Component data from apps and pages
__________

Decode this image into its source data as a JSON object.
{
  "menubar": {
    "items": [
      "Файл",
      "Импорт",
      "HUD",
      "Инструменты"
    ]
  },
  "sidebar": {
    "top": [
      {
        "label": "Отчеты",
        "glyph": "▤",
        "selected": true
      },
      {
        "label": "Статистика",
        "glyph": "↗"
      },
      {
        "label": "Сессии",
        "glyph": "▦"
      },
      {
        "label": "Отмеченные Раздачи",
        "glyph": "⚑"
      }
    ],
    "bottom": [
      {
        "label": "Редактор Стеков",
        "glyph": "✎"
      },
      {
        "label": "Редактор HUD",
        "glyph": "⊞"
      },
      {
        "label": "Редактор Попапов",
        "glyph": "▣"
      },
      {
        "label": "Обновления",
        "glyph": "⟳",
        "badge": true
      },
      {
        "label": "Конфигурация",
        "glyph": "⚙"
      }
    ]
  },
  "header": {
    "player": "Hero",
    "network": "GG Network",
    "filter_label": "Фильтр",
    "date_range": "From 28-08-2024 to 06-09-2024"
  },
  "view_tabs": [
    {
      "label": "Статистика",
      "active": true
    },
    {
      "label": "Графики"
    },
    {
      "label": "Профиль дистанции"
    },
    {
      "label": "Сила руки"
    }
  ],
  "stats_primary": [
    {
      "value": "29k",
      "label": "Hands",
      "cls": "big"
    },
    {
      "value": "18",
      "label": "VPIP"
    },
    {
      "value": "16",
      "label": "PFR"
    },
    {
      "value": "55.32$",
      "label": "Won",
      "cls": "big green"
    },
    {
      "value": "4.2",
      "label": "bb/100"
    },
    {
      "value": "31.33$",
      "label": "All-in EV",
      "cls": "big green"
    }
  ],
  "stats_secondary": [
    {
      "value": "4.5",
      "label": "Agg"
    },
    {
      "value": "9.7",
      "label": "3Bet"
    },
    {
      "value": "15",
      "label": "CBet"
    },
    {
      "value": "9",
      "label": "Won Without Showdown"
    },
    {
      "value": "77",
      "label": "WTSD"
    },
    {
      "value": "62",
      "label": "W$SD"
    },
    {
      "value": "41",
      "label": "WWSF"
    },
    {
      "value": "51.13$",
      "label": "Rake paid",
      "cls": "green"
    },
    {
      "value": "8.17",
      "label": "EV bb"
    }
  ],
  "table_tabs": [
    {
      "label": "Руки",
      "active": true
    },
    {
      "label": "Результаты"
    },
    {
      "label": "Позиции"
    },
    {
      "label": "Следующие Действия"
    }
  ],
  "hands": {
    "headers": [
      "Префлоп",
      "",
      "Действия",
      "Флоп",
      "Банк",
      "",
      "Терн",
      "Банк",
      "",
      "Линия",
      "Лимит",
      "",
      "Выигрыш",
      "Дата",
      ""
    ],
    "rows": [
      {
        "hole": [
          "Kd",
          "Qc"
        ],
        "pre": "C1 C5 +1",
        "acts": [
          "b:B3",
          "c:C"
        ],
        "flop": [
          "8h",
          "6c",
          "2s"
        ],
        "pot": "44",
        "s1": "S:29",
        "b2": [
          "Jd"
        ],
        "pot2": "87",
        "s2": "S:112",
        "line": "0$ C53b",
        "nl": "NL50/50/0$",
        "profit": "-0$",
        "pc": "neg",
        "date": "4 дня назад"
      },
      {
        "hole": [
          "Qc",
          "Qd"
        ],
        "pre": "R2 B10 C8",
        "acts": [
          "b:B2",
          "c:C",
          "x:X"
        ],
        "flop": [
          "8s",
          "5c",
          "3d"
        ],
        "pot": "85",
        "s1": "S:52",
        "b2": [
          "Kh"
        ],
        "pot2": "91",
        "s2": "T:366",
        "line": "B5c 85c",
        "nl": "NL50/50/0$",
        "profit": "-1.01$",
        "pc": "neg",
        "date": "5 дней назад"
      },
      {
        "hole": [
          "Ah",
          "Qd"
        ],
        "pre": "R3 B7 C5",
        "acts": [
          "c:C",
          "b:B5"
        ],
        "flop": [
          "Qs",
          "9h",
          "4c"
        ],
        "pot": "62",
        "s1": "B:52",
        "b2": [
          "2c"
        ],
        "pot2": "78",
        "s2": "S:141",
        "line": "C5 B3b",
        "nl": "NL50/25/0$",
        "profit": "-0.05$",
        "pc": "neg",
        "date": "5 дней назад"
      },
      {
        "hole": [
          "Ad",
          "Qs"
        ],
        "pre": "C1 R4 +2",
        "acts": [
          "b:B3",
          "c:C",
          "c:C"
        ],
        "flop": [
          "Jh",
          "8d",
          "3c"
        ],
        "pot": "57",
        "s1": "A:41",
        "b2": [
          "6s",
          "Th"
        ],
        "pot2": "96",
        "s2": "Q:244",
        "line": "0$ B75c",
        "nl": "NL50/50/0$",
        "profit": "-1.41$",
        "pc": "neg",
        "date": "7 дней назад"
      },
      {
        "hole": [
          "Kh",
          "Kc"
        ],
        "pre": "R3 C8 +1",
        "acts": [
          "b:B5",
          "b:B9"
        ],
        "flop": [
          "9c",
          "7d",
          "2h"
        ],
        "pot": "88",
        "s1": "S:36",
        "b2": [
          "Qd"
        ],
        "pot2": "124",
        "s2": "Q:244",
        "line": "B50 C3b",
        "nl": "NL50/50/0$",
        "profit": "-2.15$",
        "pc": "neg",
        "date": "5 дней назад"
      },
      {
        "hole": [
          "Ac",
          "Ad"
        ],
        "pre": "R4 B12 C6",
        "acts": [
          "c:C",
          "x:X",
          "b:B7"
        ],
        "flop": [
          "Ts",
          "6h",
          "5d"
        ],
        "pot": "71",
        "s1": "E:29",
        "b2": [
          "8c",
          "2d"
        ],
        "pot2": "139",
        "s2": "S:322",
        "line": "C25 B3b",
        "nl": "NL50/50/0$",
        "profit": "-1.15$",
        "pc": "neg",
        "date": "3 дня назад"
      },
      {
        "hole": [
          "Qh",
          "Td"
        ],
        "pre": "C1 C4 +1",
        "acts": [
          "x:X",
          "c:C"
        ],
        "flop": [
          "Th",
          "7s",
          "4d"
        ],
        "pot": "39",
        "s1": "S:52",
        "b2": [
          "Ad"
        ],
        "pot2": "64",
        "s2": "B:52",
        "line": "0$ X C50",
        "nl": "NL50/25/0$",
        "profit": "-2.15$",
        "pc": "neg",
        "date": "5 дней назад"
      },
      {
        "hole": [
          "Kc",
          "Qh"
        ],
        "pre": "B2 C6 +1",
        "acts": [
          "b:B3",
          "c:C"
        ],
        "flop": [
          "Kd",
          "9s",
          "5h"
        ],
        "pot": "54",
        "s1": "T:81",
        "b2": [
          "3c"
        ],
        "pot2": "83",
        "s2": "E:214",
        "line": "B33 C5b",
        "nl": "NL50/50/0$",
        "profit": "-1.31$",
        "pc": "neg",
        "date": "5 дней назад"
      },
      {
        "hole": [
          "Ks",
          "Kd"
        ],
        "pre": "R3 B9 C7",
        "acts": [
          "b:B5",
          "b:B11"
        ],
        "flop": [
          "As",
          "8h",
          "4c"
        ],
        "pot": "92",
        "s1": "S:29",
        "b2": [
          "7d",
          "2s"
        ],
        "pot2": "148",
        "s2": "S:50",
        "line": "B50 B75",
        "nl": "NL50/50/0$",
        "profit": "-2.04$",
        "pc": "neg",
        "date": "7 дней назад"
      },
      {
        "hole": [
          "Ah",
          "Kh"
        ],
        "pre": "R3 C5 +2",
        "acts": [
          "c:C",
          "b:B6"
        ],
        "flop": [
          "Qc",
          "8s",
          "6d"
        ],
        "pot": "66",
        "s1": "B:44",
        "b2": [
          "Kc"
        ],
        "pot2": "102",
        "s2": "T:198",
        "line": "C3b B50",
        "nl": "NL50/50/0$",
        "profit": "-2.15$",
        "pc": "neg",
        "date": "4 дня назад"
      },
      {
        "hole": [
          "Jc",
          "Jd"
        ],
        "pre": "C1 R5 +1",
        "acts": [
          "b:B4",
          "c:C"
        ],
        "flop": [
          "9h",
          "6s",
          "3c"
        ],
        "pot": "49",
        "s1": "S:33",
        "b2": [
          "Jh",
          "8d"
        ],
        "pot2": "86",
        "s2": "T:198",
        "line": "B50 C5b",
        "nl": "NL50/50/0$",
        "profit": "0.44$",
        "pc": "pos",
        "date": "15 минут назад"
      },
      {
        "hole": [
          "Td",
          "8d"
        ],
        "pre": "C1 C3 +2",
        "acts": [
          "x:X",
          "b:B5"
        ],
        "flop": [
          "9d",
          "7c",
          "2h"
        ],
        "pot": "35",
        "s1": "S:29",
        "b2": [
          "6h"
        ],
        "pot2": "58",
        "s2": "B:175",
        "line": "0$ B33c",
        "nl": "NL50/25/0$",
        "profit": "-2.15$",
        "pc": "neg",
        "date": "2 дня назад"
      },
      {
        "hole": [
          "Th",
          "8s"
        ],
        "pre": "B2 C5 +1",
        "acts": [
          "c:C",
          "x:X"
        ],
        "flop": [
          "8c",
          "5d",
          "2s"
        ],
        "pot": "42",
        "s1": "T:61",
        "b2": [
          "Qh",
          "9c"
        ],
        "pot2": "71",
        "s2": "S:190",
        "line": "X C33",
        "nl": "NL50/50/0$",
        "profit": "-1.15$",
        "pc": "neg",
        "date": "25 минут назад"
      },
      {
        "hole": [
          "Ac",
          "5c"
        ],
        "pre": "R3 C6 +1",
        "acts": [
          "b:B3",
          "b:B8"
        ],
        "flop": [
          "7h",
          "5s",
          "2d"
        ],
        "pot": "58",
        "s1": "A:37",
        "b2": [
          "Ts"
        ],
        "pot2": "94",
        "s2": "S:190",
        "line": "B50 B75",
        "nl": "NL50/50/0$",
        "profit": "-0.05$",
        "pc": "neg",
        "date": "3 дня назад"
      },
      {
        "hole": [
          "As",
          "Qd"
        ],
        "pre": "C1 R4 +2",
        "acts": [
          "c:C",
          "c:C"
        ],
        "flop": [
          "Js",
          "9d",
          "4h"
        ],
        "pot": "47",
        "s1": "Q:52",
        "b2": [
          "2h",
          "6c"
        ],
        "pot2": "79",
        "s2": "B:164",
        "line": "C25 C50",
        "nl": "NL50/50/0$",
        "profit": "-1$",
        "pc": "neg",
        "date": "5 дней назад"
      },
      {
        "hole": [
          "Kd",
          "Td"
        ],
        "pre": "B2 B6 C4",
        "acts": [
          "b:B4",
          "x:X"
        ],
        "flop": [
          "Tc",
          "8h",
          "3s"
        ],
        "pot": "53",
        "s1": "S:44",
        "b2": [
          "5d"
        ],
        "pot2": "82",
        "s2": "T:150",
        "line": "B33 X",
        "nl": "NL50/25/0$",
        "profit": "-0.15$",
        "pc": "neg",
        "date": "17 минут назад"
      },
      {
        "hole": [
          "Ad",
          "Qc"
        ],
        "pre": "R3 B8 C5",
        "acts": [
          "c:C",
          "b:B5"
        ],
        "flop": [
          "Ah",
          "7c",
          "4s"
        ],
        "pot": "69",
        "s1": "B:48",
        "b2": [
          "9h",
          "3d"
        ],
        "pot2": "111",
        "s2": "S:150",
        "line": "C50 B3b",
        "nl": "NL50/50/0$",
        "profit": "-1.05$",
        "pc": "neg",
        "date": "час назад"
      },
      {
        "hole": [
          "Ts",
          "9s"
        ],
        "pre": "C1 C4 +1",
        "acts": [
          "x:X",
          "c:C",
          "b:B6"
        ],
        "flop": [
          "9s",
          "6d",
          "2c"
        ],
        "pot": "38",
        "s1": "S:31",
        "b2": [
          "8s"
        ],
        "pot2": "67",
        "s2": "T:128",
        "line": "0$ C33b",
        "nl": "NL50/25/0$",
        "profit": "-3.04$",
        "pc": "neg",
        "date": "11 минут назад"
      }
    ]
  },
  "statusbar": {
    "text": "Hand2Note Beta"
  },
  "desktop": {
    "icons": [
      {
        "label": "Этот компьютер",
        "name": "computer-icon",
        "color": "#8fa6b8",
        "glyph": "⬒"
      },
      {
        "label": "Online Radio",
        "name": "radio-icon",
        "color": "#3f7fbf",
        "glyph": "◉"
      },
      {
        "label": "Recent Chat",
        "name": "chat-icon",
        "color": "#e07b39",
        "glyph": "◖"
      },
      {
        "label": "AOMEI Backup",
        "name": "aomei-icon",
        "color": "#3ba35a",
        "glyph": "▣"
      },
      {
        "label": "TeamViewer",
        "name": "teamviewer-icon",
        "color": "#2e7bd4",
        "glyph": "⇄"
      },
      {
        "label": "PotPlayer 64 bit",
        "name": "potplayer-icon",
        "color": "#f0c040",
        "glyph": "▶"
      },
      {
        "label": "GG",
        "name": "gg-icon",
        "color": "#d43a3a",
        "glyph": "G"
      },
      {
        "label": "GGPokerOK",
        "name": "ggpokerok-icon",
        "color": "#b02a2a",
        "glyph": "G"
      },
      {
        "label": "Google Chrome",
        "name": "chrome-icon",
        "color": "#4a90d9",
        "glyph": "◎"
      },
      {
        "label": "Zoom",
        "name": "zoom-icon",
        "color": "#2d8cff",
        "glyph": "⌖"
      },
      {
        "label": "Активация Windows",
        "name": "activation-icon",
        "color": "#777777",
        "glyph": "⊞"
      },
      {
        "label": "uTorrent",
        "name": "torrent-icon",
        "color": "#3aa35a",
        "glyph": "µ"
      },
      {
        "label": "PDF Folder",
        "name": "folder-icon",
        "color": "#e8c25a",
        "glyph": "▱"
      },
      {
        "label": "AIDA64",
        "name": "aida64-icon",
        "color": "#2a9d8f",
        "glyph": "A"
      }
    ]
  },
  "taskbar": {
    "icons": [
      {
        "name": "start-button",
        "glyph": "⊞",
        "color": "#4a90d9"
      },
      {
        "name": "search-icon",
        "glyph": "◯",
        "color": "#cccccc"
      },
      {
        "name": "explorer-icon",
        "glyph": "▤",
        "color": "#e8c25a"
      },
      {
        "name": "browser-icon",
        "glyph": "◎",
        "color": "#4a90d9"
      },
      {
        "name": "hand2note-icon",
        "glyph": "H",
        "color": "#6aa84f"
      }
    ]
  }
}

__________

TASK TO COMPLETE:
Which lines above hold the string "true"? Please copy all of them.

ANSWER:
        "selected": true
        "badge": true
      "active": true
      "active": true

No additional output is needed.